In 2010, the Conference of the Parties of the Convention on Biological Diversity (CBD) adopted the Nagoya Protocol on Access and Benefit-sharing. The Protocol sets forth rules on access to genetic resources. Among other purposes, research is a main driver of demand for genetic resources. Moreover, the protocol contains an obligation for Parties to ensure that the countries where the genetic resources are found and relevant indigenous communities in these countries are compensated for the use of genetic resources and related knowledge. Ecologic Institute is contributing to a study investigating the options for implementation of the Protocol at the EU level. The study is available for download.
The following reports are available:
- Executive Summary: Study to analyse legal and economic aspects of implementing the Nagoya Protocol on ABS in the European Union
- Final Report: Study to analyse legal and economic aspects of implementing the Nagoya Protocol on ABS in the European Union
- Annexes: Study to analyse legal and economic aspects of implementing the Nagoya Protocol on ABS in the European Union
The adoption of the Nagoya Protocol required several years of negotiations. In these negotiations, many issues were controversial, in particular between developed and developing countries. Most of the world’s genetic resources are situated in developing countries where both wild and agricultural biodiversity is higher than in most developed countries. Equally, indigenous and other communities in developing countries often have an advanced knowledge on how to use genetic resources for agricultural or medicinal purposes, which they have developed over long periods of time. There is no similar knowledge in developed countries. At the same time, public research institutions and pharmaceutical or agricultural companies using the genetic resources and the related traditional knowledge are mostly based in developed countries. Thus, developed countries are primarily users, and developing countries mostly providers of genetic resources.
In the past, there were many incidents of "bio-piracy" where researchers from the developed world used the genetic resources and knowledge from developing countries, and in some cases obtained related patents, without obtaining the consent of provider countries and communities in the or giving them appropriate credit for their role in conserving and developing genetic resources and associated traditional knowledge. Equally, providers often did not obtain a share of the profits from commercializing products or other benefits from the research. The 1992 CBD already recognised that access to genetic resource should only be allowed after the consent of providers of genetic resources and they should also obtain a share of the benefits resulting from the use of these resources. However, the rules contained in the CBD on access and benefit-sharing (ABS) were rather vague. This made the adoption of a more detail international agreement on ABS an imperative.

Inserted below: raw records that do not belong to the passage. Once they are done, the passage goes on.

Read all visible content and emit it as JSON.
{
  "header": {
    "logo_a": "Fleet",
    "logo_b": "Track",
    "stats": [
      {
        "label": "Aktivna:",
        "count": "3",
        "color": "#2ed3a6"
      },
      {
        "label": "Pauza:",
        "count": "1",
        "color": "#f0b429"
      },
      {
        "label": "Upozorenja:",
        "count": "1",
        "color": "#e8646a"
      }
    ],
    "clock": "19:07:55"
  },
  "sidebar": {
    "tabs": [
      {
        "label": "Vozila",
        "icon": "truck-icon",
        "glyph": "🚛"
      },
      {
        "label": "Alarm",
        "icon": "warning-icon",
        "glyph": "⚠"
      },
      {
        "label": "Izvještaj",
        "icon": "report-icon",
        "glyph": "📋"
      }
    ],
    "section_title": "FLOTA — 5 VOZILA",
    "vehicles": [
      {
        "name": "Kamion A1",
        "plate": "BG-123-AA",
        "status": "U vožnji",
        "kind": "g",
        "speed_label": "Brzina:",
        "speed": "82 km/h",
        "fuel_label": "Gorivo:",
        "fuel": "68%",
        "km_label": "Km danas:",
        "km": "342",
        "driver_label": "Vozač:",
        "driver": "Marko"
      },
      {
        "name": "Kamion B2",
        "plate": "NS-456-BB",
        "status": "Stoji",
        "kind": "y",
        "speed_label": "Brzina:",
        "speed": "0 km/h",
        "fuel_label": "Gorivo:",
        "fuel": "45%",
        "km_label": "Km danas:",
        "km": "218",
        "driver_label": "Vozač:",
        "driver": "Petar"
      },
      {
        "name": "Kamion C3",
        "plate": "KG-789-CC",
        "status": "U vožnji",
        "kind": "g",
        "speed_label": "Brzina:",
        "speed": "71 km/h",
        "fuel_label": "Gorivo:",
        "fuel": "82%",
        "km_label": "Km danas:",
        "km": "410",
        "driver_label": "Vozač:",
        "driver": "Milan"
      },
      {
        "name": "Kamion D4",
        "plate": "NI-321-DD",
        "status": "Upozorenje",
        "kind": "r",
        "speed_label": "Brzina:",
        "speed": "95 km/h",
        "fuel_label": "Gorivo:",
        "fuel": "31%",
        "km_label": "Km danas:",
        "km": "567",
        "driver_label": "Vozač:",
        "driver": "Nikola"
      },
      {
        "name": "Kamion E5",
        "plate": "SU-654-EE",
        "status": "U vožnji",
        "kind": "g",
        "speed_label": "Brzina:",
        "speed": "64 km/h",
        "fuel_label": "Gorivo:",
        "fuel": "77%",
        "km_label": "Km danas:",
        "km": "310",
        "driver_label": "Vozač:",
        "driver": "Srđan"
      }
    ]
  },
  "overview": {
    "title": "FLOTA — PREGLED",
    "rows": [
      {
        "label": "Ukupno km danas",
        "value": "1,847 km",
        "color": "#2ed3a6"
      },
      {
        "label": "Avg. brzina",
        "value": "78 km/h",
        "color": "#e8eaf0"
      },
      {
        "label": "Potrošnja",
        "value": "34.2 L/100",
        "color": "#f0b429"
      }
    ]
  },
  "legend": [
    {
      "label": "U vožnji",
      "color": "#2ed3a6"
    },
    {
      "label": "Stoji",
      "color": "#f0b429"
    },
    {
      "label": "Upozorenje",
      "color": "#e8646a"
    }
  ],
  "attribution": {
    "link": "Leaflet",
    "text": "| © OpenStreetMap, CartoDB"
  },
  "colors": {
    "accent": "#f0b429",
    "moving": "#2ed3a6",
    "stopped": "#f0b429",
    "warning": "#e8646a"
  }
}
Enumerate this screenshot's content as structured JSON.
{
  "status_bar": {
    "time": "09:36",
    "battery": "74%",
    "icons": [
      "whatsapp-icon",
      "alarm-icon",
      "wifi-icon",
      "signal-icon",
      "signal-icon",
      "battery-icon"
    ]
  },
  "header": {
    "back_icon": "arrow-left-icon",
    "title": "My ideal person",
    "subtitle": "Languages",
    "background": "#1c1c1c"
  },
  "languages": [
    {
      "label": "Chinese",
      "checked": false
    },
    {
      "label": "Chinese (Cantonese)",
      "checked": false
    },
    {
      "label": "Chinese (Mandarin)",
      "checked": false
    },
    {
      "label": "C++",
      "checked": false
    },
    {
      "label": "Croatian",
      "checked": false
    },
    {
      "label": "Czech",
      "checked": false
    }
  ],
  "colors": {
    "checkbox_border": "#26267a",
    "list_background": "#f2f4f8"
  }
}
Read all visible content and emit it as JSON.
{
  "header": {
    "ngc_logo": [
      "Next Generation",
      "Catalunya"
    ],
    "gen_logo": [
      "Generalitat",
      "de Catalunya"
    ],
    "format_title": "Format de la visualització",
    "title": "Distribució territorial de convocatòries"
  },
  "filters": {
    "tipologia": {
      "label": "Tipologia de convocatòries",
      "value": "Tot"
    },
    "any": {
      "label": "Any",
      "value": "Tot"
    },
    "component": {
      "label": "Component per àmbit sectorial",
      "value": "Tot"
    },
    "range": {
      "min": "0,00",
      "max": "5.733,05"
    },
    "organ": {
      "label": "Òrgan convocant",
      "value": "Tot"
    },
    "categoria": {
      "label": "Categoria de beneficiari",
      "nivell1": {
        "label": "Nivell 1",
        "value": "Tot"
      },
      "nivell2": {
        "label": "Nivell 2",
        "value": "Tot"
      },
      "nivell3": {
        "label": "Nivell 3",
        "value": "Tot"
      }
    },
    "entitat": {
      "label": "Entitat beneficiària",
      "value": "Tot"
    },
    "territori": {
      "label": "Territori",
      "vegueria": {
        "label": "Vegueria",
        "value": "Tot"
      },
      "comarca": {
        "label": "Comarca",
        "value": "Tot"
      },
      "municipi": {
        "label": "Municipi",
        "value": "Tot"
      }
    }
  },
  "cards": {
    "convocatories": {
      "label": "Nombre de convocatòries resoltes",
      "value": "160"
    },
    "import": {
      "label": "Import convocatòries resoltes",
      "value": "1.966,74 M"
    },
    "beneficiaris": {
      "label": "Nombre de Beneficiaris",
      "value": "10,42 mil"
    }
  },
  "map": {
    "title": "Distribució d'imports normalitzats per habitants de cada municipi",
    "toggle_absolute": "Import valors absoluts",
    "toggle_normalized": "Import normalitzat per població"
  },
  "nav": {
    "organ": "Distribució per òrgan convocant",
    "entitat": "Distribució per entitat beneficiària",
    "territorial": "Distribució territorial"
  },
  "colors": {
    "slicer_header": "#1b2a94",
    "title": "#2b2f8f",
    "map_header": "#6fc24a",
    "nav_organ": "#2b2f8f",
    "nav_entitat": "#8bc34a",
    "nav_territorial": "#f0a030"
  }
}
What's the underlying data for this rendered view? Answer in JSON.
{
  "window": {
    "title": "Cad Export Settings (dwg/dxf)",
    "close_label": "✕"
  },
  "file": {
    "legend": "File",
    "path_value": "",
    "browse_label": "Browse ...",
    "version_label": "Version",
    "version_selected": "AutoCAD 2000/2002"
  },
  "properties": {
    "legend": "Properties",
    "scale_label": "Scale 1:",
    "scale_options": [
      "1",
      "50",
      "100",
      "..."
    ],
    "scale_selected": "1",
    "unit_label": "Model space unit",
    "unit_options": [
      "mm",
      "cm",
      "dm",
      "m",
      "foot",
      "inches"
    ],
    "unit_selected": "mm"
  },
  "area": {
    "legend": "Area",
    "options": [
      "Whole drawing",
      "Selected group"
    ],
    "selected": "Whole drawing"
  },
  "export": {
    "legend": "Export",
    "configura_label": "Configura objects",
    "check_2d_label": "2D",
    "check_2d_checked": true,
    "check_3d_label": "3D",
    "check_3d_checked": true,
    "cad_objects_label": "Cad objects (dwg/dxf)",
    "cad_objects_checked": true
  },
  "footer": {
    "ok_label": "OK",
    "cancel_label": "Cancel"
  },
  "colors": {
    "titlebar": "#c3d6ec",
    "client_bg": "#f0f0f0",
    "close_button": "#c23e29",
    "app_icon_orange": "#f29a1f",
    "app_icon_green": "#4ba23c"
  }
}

The EU has signed the Nagoya Protocol in 2011. The present study investigates options for the implementation of the Protocol at the EU level, with a focus on legal implications and assessing the economic impact of implementation on the EU. Ecologic Institute contributes country studies on the ABS framework in Germany, Spain, Switzerland, Brasil and India, and legal expertise on other aspects. More information on the EU implementation process is available from the EU Commission's website.